++++ Information provided

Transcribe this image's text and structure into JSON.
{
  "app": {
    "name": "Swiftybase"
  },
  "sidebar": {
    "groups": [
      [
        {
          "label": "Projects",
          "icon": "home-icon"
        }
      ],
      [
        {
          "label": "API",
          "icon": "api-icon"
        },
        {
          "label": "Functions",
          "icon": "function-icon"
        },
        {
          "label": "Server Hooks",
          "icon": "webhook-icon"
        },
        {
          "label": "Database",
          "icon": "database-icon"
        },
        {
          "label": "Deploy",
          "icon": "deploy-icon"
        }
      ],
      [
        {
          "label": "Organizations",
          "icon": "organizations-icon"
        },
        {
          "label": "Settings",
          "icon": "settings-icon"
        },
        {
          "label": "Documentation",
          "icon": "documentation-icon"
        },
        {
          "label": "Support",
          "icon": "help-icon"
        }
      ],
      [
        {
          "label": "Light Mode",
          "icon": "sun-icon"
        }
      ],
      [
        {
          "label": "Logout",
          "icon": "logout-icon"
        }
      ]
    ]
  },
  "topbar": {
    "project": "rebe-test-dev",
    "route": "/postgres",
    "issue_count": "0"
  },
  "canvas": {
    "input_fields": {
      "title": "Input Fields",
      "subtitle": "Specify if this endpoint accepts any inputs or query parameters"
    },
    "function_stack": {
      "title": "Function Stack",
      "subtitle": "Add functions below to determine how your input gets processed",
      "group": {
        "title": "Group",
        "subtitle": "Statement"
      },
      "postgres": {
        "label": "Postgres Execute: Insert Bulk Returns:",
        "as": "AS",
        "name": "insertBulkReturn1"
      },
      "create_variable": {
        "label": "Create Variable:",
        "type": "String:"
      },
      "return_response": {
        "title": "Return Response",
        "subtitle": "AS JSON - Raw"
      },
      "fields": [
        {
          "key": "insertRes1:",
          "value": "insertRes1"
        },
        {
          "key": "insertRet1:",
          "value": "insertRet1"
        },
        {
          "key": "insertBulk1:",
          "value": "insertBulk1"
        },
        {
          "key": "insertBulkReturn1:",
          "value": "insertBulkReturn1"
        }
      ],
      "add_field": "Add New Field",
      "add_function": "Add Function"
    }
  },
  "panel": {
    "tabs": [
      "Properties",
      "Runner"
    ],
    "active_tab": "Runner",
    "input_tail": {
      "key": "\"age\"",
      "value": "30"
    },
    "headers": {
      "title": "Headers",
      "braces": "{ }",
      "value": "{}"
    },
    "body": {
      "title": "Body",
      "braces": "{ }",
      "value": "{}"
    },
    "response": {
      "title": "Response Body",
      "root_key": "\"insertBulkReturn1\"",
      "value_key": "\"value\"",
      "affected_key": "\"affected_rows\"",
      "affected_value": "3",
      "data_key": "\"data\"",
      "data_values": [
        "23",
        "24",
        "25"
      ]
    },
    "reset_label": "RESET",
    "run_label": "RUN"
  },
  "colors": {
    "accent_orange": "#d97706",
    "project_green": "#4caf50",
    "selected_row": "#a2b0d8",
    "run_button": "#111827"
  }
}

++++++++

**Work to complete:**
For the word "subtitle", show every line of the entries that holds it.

**Your solution:**
      "subtitle": "Specify if this endpoint accepts any inputs or query parameters"
      "subtitle": "Add functions below to determine how your input gets processed",
        "subtitle": "Statement"
        "subtitle": "AS JSON - Raw"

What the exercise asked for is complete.